Yes and no. Certainly, there are universal experiences that all LGBT people have had and can relate to. But there’s also varying elements. If your a person of color, if you’re trans, if you grew up in a city or a small town, that will effect how you perceive the genre and how you tell your stories. But, what’s interesting to me is that how, despite all these varying backgrounds, we were all drawn to horror as a means of escape and celebration. I think that says more about the universal appeal of the genre than anything else. It’s like a beacon that draws us all home.
HB. For two seconds I thought you said bacon, and I thought, “What draws people together more than bacon?”
I mean, bacon still draws me home ha ha
HB. What can people coming to the panel presentation expect?
The panel discussion is always passionate and intense, but is definitely a lot of fun. In years past, we’ve discussed things like the correlation between sexuality and horror, queerbaiting, the agency of “otherness,” and much more. There’s almost always a discussion of horror movies that we all love, and whether or not they have gay elements. I also always take some time to discuss the popularity of slash fiction, which tends to amuse the horror fans on tumblr. The conversation really goes all over the place in the best possible way. I also always ask the panelists to recommend horror films to the audience. Because, you know, it’s what we do.

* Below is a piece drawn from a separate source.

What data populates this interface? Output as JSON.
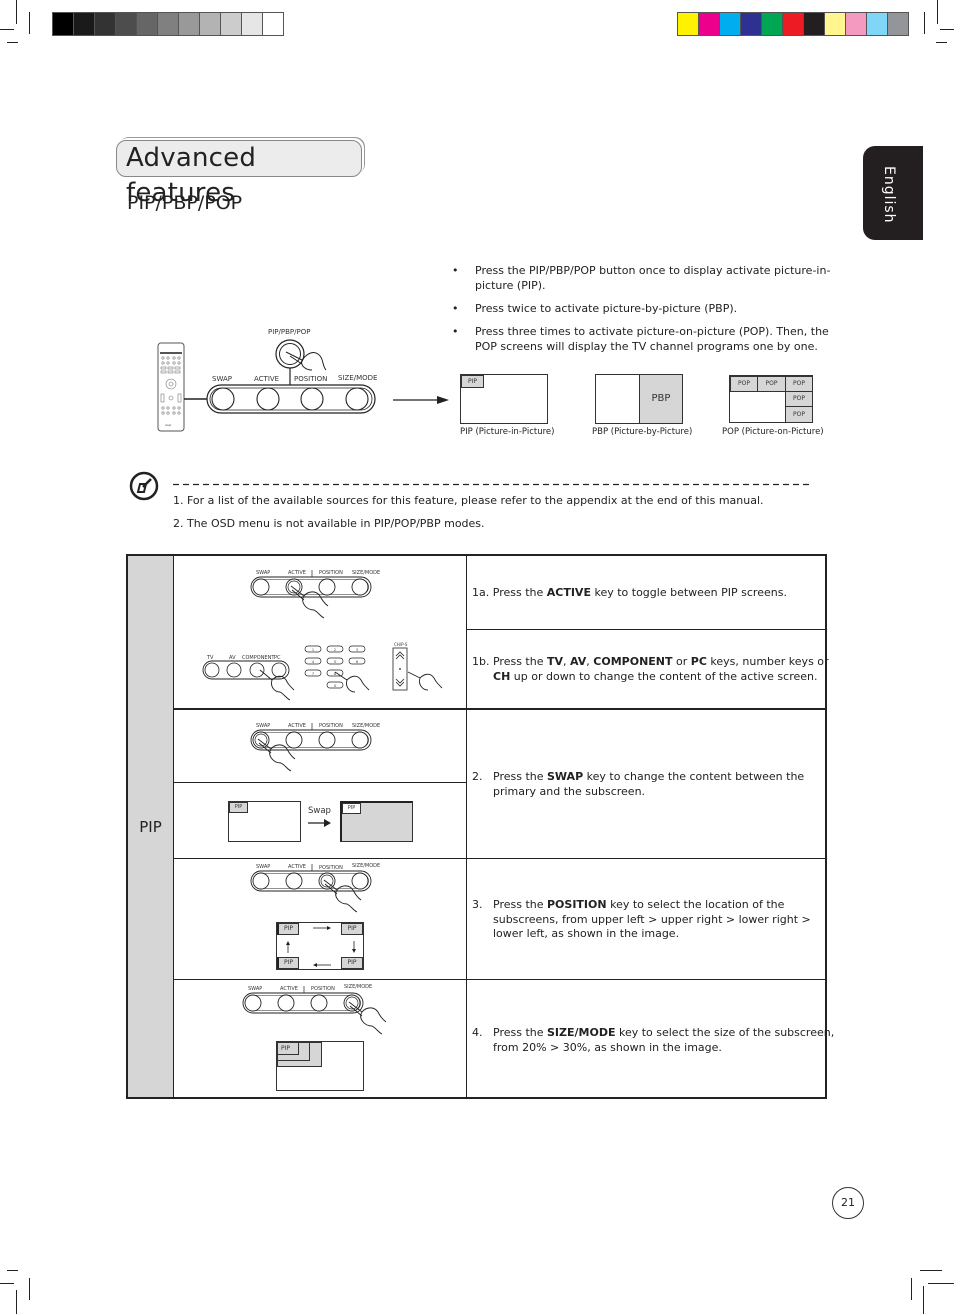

HB. Are there any horror films you would recommend right now?
In the spirit of LGBT horror, I would definitely recommend people check out JAMIE MARKS IS DEAD. It’s a movie directed by Carter Smith, who directed THE RUINS, about a boy who befriends the ghost of a former classmate who was bullied and tormented. It’s a devastating portrait of how people are made to feel invisible, and an elegiac piece on death and dying. It’s not a traditional ghost story, but it resonates. And, since we’re discussing him, check out Carter Smith’s short film BUG CRUSH. It has a similar aesthetic. I like how he exposes the fragility of being young and different. I think these are both works that will specifically connect with audiences and really, truly must be seen.
HB. Finally, what is your go-to gay horror film?

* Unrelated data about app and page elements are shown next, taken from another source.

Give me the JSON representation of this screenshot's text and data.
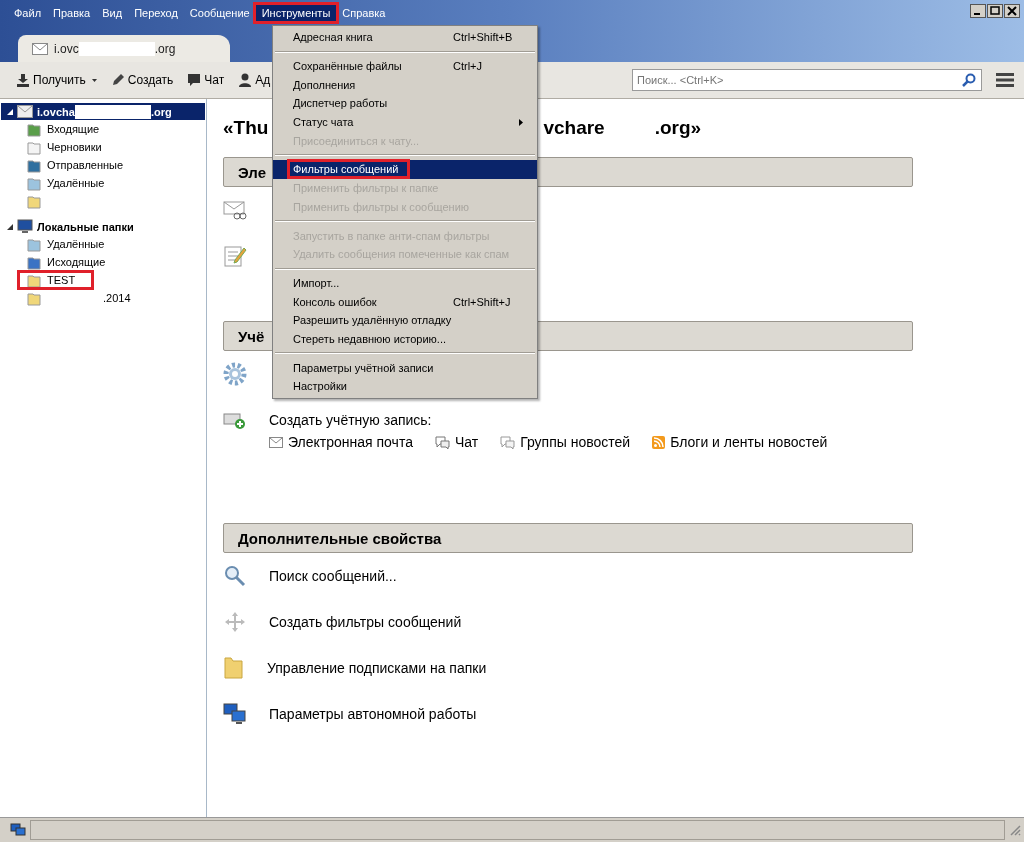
{
  "menubar": [
    {
      "label": "Файл",
      "selected": false,
      "annotated": false
    },
    {
      "label": "Правка",
      "selected": false,
      "annotated": false
    },
    {
      "label": "Вид",
      "selected": false,
      "annotated": false
    },
    {
      "label": "Переход",
      "selected": false,
      "annotated": false
    },
    {
      "label": "Сообщение",
      "selected": false,
      "annotated": false
    },
    {
      "label": "Инструменты",
      "selected": true,
      "annotated": true
    },
    {
      "label": "Справка",
      "selected": false,
      "annotated": false
    }
  ],
  "tab": {
    "parts": [
      "i.ovc",
      ".org"
    ]
  },
  "toolbar": [
    {
      "label": "Получить",
      "kind": "get"
    },
    {
      "kind": "caret"
    },
    {
      "label": "Создать",
      "kind": "write"
    },
    {
      "label": "Чат",
      "kind": "chat"
    },
    {
      "label": "Ад",
      "kind": "person"
    }
  ],
  "search": {
    "placeholder": "Поиск... <Ctrl+K>"
  },
  "sidebar": [
    {
      "parts": [
        "i.ovcha",
        ".org"
      ],
      "kind": "account",
      "selected": true,
      "expanded": true,
      "children": [
        {
          "parts": [
            "Входящие"
          ],
          "kind": "inbox",
          "annotated": false
        },
        {
          "parts": [
            "Черновики"
          ],
          "kind": "drafts",
          "annotated": false
        },
        {
          "parts": [
            "Отправленные"
          ],
          "kind": "sent",
          "annotated": false
        },
        {
          "parts": [
            "Удалённые"
          ],
          "kind": "trash",
          "annotated": false
        },
        {
          "kind": "folder",
          "annotated": false
        }
      ]
    },
    {
      "parts": [
        "Локальные папки"
      ],
      "kind": "local",
      "selected": false,
      "expanded": true,
      "children": [
        {
          "parts": [
            "Удалённые"
          ],
          "kind": "trash",
          "annotated": false
        },
        {
          "parts": [
            "Исходящие"
          ],
          "kind": "outbox",
          "annotated": false
        },
        {
          "parts": [
            "TEST"
          ],
          "kind": "folder",
          "annotated": true
        },
        {
          "parts": [
            ".2014"
          ],
          "kind": "folder-gap",
          "annotated": false
        }
      ]
    }
  ],
  "main": {
    "title_parts": [
      "«Thu",
      "vchare",
      ".org»"
    ],
    "sections": [
      {
        "title": "Эле",
        "rows": [
          {
            "kind": "read"
          },
          {
            "kind": "write"
          }
        ]
      },
      {
        "title": "Учё",
        "rows": [
          {
            "kind": "gear"
          },
          {
            "kind": "create",
            "text": "Создать учётную запись:"
          },
          {
            "kind": "links",
            "links": [
              {
                "kind": "mail",
                "label": "Электронная почта"
              },
              {
                "kind": "chat",
                "label": "Чат"
              },
              {
                "kind": "news",
                "label": "Группы новостей"
              },
              {
                "kind": "rss",
                "label": "Блоги и ленты новостей"
              }
            ]
          }
        ]
      },
      {
        "title": "Дополнительные свойства",
        "rows": [
          {
            "kind": "search",
            "text": "Поиск сообщений..."
          },
          {
            "kind": "filter",
            "text": "Создать фильтры сообщений"
          },
          {
            "kind": "folder",
            "text": "Управление подписками на папки"
          },
          {
            "kind": "offline",
            "text": "Параметры автономной работы"
          }
        ]
      }
    ]
  },
  "menu": [
    {
      "kind": "item",
      "label": "Адресная книга",
      "shortcut": "Ctrl+Shift+B",
      "disabled": false,
      "selected": false,
      "submenu": false,
      "annotated": false
    },
    {
      "kind": "separator"
    },
    {
      "kind": "item",
      "label": "Сохранённые файлы",
      "shortcut": "Ctrl+J",
      "disabled": false,
      "selected": false,
      "submenu": false,
      "annotated": false
    },
    {
      "kind": "item",
      "label": "Дополнения",
      "disabled": false,
      "selected": false,
      "submenu": false,
      "annotated": false
    },
    {
      "kind": "item",
      "label": "Диспетчер работы",
      "disabled": false,
      "selected": false,
      "submenu": false,
      "annotated": false
    },
    {
      "kind": "item",
      "label": "Статус чата",
      "disabled": false,
      "selected": false,
      "submenu": true,
      "annotated": false
    },
    {
      "kind": "item",
      "label": "Присоединиться к чату...",
      "disabled": true,
      "selected": false,
      "submenu": false,
      "annotated": false
    },
    {
      "kind": "separator"
    },
    {
      "kind": "item",
      "label": "Фильтры сообщений",
      "disabled": false,
      "selected": true,
      "submenu": false,
      "annotated": true
    },
    {
      "kind": "item",
      "label": "Применить фильтры к папке",
      "disabled": true,
      "selected": false,
      "submenu": false,
      "annotated": false
    },
    {
      "kind": "item",
      "label": "Применить фильтры к сообщению",
      "disabled": true,
      "selected": false,
      "submenu": false,
      "annotated": false
    },
    {
      "kind": "separator"
    },
    {
      "kind": "item",
      "label": "Запустить в папке анти-спам фильтры",
      "disabled": true,
      "selected": false,
      "submenu": false,
      "annotated": false
    },
    {
      "kind": "item",
      "label": "Удалить сообщения помеченные как спам",
      "disabled": true,
      "selected": false,
      "submenu": false,
      "annotated": false
    },
    {
      "kind": "separator"
    },
    {
      "kind": "item",
      "label": "Импорт...",
      "disabled": false,
      "selected": false,
      "submenu": false,
      "annotated": false
    },
    {
      "kind": "item",
      "label": "Консоль ошибок",
      "shortcut": "Ctrl+Shift+J",
      "disabled": false,
      "selected": false,
      "submenu": false,
      "annotated": false
    },
    {
      "kind": "item",
      "label": "Разрешить удалённую отладку",
      "disabled": false,
      "selected": false,
      "submenu": false,
      "annotated": false
    },
    {
      "kind": "item",
      "label": "Стереть недавнюю историю...",
      "disabled": false,
      "selected": false,
      "submenu": false,
      "annotated": false
    },
    {
      "kind": "separator"
    },
    {
      "kind": "item",
      "label": "Параметры учётной записи",
      "disabled": false,
      "selected": false,
      "submenu": false,
      "annotated": false
    },
    {
      "kind": "item",
      "label": "Настройки",
      "disabled": false,
      "selected": false,
      "submenu": false,
      "annotated": false
    }
  ]
}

I mean, like most people I think A NIGHTMARE ON ELM STREET PART 2: FREDDY’S REVENGE is an absolute must for a gory gay viewing party. But, if you’d also like an off-the-beaten path answer…I love HEAVENLY CREATURES, Peter Jackson’s true crime story of lesbians who kill for love. Oh, and of COURSE, VEGAS IN SPACE. It’s not horror specifically, but it’s part of the drive-in era milleu. And who doesn’t want to see drag queens go beyond the stars?
Prism Comics is a non-profit organization that supports LGBTQIA comics, helping bring visibility to creators, their work, and the people who support them. Prism sponsors a whole bunch of panels at Comic Con and is a major presence at a lot of fandom conventions throughout the year.